Extracted material |
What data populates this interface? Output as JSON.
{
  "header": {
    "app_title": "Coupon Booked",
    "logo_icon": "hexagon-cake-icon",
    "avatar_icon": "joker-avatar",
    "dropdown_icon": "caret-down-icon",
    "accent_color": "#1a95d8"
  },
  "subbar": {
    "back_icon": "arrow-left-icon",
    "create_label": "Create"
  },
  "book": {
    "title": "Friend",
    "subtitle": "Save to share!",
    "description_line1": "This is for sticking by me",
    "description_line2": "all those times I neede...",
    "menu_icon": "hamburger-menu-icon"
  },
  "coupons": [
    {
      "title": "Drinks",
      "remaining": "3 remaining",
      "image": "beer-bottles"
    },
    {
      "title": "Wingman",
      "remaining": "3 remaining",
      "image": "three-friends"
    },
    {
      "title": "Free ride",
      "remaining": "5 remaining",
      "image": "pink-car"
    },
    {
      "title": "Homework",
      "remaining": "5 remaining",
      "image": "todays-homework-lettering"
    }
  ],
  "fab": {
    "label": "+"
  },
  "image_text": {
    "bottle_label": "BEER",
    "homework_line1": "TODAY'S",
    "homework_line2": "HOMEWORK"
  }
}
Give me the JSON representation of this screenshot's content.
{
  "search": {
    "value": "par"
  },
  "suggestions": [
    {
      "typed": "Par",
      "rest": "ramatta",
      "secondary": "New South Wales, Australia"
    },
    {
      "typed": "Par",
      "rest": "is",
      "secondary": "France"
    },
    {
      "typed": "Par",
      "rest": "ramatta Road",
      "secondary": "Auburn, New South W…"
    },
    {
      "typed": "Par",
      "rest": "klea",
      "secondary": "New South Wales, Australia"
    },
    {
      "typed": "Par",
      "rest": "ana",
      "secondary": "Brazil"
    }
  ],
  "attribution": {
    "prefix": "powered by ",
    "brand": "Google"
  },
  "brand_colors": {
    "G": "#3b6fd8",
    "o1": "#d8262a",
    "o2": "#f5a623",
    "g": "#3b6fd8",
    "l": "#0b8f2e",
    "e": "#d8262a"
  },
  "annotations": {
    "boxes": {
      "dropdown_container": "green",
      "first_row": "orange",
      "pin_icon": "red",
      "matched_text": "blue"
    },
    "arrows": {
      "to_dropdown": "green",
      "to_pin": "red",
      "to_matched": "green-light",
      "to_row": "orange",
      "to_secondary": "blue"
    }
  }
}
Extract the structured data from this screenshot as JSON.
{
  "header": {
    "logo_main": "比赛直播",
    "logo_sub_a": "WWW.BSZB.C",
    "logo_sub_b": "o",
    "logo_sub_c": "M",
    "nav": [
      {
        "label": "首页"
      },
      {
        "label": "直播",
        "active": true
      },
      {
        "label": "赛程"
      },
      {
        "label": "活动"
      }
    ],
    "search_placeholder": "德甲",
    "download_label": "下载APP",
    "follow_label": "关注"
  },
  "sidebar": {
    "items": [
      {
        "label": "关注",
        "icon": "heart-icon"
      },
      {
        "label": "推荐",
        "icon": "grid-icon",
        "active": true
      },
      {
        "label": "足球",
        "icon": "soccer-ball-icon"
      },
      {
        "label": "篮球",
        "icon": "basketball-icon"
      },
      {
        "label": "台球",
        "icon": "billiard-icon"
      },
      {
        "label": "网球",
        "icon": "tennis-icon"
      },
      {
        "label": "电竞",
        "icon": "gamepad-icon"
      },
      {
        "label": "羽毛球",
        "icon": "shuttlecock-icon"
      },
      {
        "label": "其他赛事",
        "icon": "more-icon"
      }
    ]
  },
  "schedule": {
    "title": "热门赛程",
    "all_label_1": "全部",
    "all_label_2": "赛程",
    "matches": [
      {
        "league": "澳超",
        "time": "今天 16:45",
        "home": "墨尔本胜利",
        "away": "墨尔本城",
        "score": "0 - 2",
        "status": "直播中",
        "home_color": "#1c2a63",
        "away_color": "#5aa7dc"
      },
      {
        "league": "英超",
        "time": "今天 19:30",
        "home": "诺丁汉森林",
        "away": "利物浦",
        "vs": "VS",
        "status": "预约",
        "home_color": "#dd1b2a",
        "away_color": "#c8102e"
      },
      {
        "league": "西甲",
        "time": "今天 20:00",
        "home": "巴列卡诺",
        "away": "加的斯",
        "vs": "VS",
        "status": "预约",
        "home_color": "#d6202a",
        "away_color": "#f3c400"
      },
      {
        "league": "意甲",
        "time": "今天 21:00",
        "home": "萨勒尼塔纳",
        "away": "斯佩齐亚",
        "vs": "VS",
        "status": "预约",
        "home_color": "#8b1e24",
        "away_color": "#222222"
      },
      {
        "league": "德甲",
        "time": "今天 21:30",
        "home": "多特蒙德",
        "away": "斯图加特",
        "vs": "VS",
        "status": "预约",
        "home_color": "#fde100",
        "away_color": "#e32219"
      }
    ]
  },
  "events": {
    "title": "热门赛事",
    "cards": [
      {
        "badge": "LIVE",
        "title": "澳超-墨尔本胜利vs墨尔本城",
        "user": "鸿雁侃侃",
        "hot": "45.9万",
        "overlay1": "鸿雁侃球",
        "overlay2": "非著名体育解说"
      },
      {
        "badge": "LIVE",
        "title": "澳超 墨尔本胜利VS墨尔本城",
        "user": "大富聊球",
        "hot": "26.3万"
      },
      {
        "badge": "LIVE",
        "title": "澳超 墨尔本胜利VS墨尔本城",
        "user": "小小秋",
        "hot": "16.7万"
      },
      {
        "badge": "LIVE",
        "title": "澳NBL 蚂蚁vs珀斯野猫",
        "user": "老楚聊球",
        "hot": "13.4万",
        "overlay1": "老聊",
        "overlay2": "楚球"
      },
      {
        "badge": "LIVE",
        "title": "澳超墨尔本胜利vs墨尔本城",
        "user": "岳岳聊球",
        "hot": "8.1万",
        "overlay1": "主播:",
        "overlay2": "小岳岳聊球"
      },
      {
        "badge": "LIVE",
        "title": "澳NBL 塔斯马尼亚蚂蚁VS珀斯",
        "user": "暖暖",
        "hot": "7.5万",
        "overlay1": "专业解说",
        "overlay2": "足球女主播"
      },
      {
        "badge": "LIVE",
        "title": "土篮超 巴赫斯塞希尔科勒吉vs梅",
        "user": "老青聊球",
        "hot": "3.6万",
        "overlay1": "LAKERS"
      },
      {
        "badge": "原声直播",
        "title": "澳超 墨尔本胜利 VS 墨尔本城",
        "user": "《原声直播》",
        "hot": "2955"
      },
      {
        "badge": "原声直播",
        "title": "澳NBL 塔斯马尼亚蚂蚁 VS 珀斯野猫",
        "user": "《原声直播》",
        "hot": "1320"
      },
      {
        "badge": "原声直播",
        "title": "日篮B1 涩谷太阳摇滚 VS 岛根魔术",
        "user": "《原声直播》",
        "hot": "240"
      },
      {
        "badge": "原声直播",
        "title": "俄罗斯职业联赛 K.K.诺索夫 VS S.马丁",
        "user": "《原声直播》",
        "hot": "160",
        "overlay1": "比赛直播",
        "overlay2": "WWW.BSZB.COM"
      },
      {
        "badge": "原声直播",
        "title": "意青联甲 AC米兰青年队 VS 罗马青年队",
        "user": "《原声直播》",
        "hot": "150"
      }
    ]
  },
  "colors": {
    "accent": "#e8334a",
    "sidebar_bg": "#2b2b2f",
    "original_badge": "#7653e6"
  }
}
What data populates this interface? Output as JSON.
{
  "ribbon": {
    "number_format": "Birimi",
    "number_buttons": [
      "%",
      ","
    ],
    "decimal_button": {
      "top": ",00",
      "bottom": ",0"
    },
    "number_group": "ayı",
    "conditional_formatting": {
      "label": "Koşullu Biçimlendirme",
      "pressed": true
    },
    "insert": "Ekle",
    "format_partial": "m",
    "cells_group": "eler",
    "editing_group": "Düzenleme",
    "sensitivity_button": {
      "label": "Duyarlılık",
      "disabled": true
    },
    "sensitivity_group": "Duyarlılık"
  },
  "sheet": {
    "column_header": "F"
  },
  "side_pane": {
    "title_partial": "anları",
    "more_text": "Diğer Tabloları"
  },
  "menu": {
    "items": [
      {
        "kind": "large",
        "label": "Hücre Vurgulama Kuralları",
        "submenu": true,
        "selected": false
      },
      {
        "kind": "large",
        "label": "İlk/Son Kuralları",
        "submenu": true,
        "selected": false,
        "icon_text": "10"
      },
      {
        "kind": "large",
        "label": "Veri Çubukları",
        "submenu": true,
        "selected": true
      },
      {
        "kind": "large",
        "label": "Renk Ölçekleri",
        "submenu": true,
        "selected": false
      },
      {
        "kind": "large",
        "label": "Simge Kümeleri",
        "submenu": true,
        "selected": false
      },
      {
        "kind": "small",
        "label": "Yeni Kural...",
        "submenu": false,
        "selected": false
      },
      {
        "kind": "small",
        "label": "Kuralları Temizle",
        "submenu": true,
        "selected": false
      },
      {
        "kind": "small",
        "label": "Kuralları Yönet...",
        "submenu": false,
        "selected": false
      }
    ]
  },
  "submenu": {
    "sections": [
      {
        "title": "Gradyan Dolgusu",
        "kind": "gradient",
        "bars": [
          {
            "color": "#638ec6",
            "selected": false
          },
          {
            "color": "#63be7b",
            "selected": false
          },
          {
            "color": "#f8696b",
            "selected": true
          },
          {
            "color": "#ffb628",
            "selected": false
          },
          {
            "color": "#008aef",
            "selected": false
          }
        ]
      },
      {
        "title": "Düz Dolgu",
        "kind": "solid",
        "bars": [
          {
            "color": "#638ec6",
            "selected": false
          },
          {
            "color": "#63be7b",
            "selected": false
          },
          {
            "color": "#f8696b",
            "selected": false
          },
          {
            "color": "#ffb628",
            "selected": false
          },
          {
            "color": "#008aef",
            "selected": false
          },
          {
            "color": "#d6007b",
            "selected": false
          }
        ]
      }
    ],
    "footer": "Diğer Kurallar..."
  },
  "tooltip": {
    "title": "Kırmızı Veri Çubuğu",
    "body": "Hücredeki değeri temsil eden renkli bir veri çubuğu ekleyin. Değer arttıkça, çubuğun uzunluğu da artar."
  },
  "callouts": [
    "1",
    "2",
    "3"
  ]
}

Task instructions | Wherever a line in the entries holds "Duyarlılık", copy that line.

Output |
      "label": "Duyarlılık",
    "sensitivity_group": "Duyarlılık"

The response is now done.